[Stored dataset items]
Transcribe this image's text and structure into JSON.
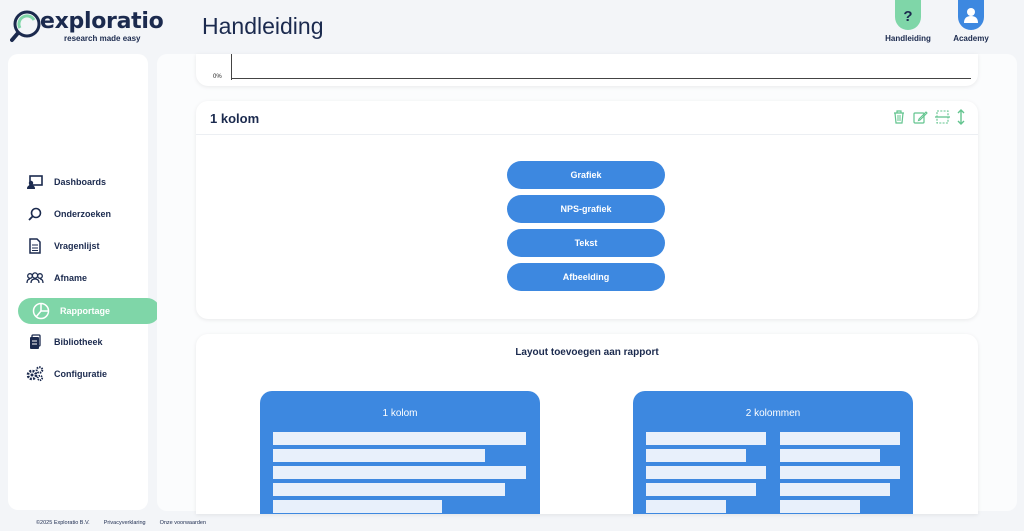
{
  "brand": {
    "name": "exploratio",
    "tagline": "research made easy",
    "accent_green": "#7fd6a8",
    "accent_blue": "#3d88e0"
  },
  "header": {
    "title": "Handleiding",
    "buttons": [
      {
        "label": "Handleiding",
        "icon": "question-icon"
      },
      {
        "label": "Academy",
        "icon": "user-icon"
      }
    ]
  },
  "sidebar": {
    "items": [
      {
        "label": "Dashboards",
        "icon": "dashboard-icon",
        "active": false
      },
      {
        "label": "Onderzoeken",
        "icon": "search-icon",
        "active": false
      },
      {
        "label": "Vragenlijst",
        "icon": "document-icon",
        "active": false
      },
      {
        "label": "Afname",
        "icon": "group-icon",
        "active": false
      },
      {
        "label": "Rapportage",
        "icon": "pie-chart-icon",
        "active": true
      },
      {
        "label": "Bibliotheek",
        "icon": "library-icon",
        "active": false
      },
      {
        "label": "Configuratie",
        "icon": "gears-icon",
        "active": false
      }
    ]
  },
  "chart_card": {
    "axis_label": "0%"
  },
  "column_card": {
    "title": "1 kolom",
    "tools": [
      "trash-icon",
      "edit-icon",
      "split-icon",
      "resize-vertical-icon"
    ],
    "options": [
      "Grafiek",
      "NPS-grafiek",
      "Tekst",
      "Afbeelding"
    ]
  },
  "layout_card": {
    "title": "Layout toevoegen aan rapport",
    "templates": [
      {
        "label": "1 kolom"
      },
      {
        "label": "2 kolommen"
      }
    ]
  },
  "footer": {
    "copyright": "©2025 Exploratio B.V.",
    "privacy": "Privacyverklaring",
    "terms": "Onze voorwaarden"
  }
}
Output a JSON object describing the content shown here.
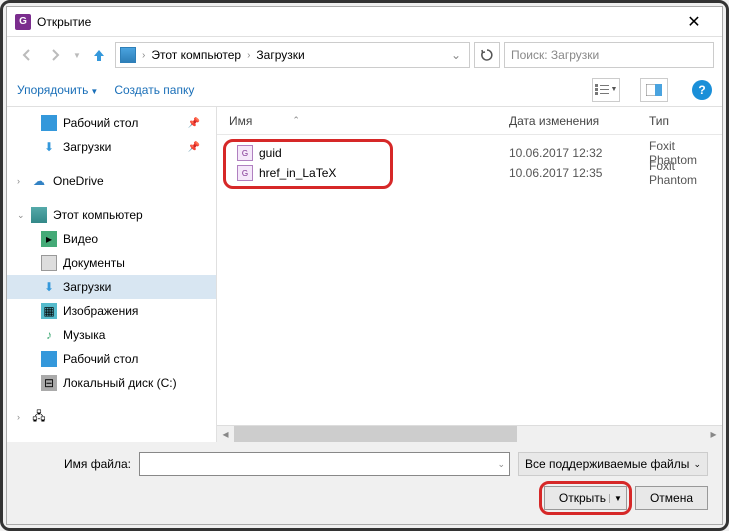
{
  "title": "Открытие",
  "breadcrumb": {
    "root": "Этот компьютер",
    "folder": "Загрузки"
  },
  "search_placeholder": "Поиск: Загрузки",
  "toolbar": {
    "organize": "Упорядочить",
    "new_folder": "Создать папку"
  },
  "columns": {
    "name": "Имя",
    "date": "Дата изменения",
    "type": "Тип"
  },
  "sidebar": {
    "desktop": "Рабочий стол",
    "downloads": "Загрузки",
    "onedrive": "OneDrive",
    "this_pc": "Этот компьютер",
    "videos": "Видео",
    "documents": "Документы",
    "pictures": "Изображения",
    "music": "Музыка",
    "local_disk": "Локальный диск (C:)"
  },
  "files": [
    {
      "name": "guid",
      "date": "10.06.2017 12:32",
      "type": "Foxit Phantom"
    },
    {
      "name": "href_in_LaTeX",
      "date": "10.06.2017 12:35",
      "type": "Foxit Phantom"
    }
  ],
  "footer": {
    "filename_label": "Имя файла:",
    "filter": "Все поддерживаемые файлы",
    "open": "Открыть",
    "cancel": "Отмена"
  }
}
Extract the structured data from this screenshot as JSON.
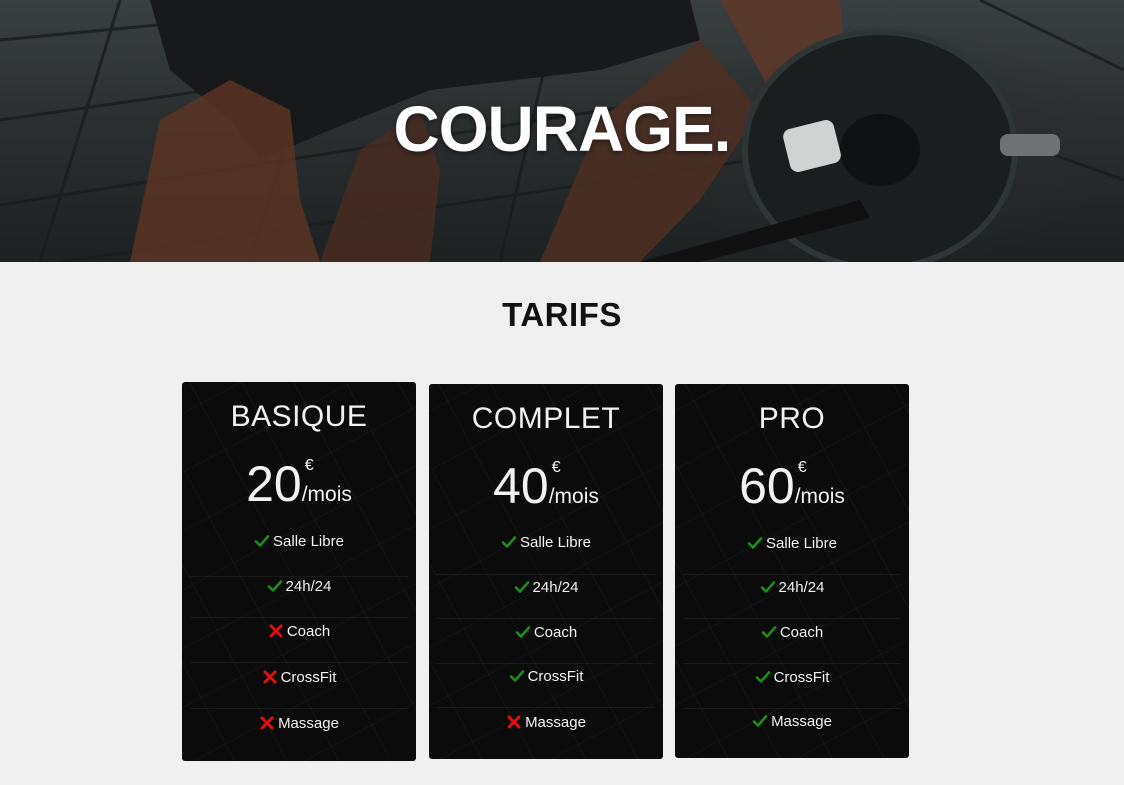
{
  "hero": {
    "title": "COURAGE."
  },
  "pricing": {
    "title": "TARIFS",
    "plans": [
      {
        "name": "BASIQUE",
        "amount": "20",
        "currency": "€",
        "period": "/mois",
        "features": [
          {
            "label": "Salle Libre",
            "included": true
          },
          {
            "label": "24h/24",
            "included": true
          },
          {
            "label": "Coach",
            "included": false
          },
          {
            "label": "CrossFit",
            "included": false
          },
          {
            "label": "Massage",
            "included": false
          }
        ]
      },
      {
        "name": "COMPLET",
        "amount": "40",
        "currency": "€",
        "period": "/mois",
        "features": [
          {
            "label": "Salle Libre",
            "included": true
          },
          {
            "label": "24h/24",
            "included": true
          },
          {
            "label": "Coach",
            "included": true
          },
          {
            "label": "CrossFit",
            "included": true
          },
          {
            "label": "Massage",
            "included": false
          }
        ]
      },
      {
        "name": "PRO",
        "amount": "60",
        "currency": "€",
        "period": "/mois",
        "features": [
          {
            "label": "Salle Libre",
            "included": true
          },
          {
            "label": "24h/24",
            "included": true
          },
          {
            "label": "Coach",
            "included": true
          },
          {
            "label": "CrossFit",
            "included": true
          },
          {
            "label": "Massage",
            "included": true
          }
        ]
      }
    ]
  },
  "colors": {
    "page_background": "#f0f0f0",
    "card_background": "#0b0b0b",
    "check": "#1e8c1e",
    "cross": "#e01010",
    "hero_text": "#ffffff"
  },
  "icons": {
    "included": "check-icon",
    "excluded": "cross-icon"
  }
}
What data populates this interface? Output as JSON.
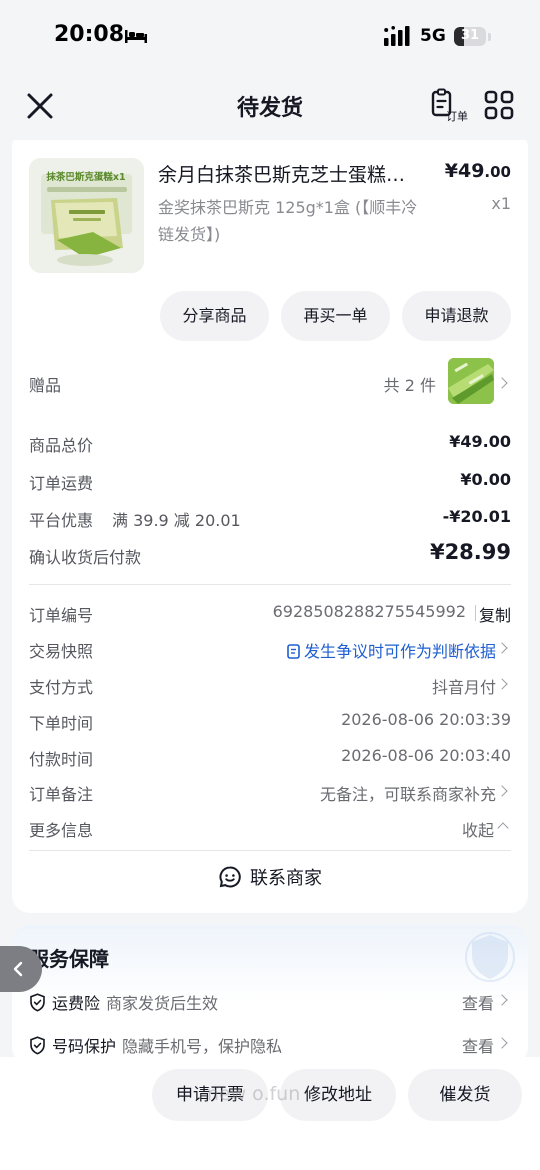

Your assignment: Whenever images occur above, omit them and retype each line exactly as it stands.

Answer to the problem:
Transcribe this image's text and structure into JSON.
{
  "brand": {
    "name": "exploratio",
    "tagline": "research made easy",
    "accent_green": "#7fd6a8",
    "accent_blue": "#3d88e0"
  },
  "header": {
    "title": "Handleiding",
    "buttons": [
      {
        "label": "Handleiding",
        "icon": "question-icon"
      },
      {
        "label": "Academy",
        "icon": "user-icon"
      }
    ]
  },
  "sidebar": {
    "items": [
      {
        "label": "Dashboards",
        "icon": "dashboard-icon",
        "active": false
      },
      {
        "label": "Onderzoeken",
        "icon": "search-icon",
        "active": false
      },
      {
        "label": "Vragenlijst",
        "icon": "document-icon",
        "active": false
      },
      {
        "label": "Afname",
        "icon": "group-icon",
        "active": false
      },
      {
        "label": "Rapportage",
        "icon": "pie-chart-icon",
        "active": true
      },
      {
        "label": "Bibliotheek",
        "icon": "library-icon",
        "active": false
      },
      {
        "label": "Configuratie",
        "icon": "gears-icon",
        "active": false
      }
    ]
  },
  "chart_card": {
    "axis_label": "0%"
  },
  "column_card": {
    "title": "1 kolom",
    "tools": [
      "trash-icon",
      "edit-icon",
      "split-icon",
      "resize-vertical-icon"
    ],
    "options": [
      "Grafiek",
      "NPS-grafiek",
      "Tekst",
      "Afbeelding"
    ]
  },
  "layout_card": {
    "title": "Layout toevoegen aan rapport",
    "templates": [
      {
        "label": "1 kolom"
      },
      {
        "label": "2 kolommen"
      }
    ]
  },
  "footer": {
    "copyright": "©2025 Exploratio B.V.",
    "privacy": "Privacyverklaring",
    "terms": "Onze voorwaarden"
  }
}
Output a JSON object describing the content shown here.
{
  "title": "Открытие",
  "breadcrumb": {
    "root": "Этот компьютер",
    "folder": "Загрузки"
  },
  "search_placeholder": "Поиск: Загрузки",
  "toolbar": {
    "organize": "Упорядочить",
    "new_folder": "Создать папку"
  },
  "columns": {
    "name": "Имя",
    "date": "Дата изменения",
    "type": "Тип"
  },
  "sidebar": {
    "desktop": "Рабочий стол",
    "downloads": "Загрузки",
    "onedrive": "OneDrive",
    "this_pc": "Этот компьютер",
    "videos": "Видео",
    "documents": "Документы",
    "pictures": "Изображения",
    "music": "Музыка",
    "local_disk": "Локальный диск (C:)"
  },
  "files": [
    {
      "name": "guid",
      "date": "10.06.2017 12:32",
      "type": "Foxit Phantom"
    },
    {
      "name": "href_in_LaTeX",
      "date": "10.06.2017 12:35",
      "type": "Foxit Phantom"
    }
  ],
  "footer": {
    "filename_label": "Имя файла:",
    "filter": "Все поддерживаемые файлы",
    "open": "Открыть",
    "cancel": "Отмена"
  }
}
Extract the structured data from this screenshot as JSON.
{
  "hero": {
    "title": "COURAGE."
  },
  "pricing": {
    "title": "TARIFS",
    "plans": [
      {
        "name": "BASIQUE",
        "amount": "20",
        "currency": "€",
        "period": "/mois",
        "features": [
          {
            "label": "Salle Libre",
            "included": true
          },
          {
            "label": "24h/24",
            "included": true
          },
          {
            "label": "Coach",
            "included": false
          },
          {
            "label": "CrossFit",
            "included": false
          },
          {
            "label": "Massage",
            "included": false
          }
        ]
      },
      {
        "name": "COMPLET",
        "amount": "40",
        "currency": "€",
        "period": "/mois",
        "features": [
          {
            "label": "Salle Libre",
            "included": true
          },
          {
            "label": "24h/24",
            "included": true
          },
          {
            "label": "Coach",
            "included": true
          },
          {
            "label": "CrossFit",
            "included": true
          },
          {
            "label": "Massage",
            "included": false
          }
        ]
      },
      {
        "name": "PRO",
        "amount": "60",
        "currency": "€",
        "period": "/mois",
        "features": [
          {
            "label": "Salle Libre",
            "included": true
          },
          {
            "label": "24h/24",
            "included": true
          },
          {
            "label": "Coach",
            "included": true
          },
          {
            "label": "CrossFit",
            "included": true
          },
          {
            "label": "Massage",
            "included": true
          }
        ]
      }
    ]
  },
  "colors": {
    "page_background": "#f0f0f0",
    "card_background": "#0b0b0b",
    "check": "#1e8c1e",
    "cross": "#e01010",
    "hero_text": "#ffffff"
  },
  "icons": {
    "included": "check-icon",
    "excluded": "cross-icon"
  }
}
What data populates this interface? Output as JSON.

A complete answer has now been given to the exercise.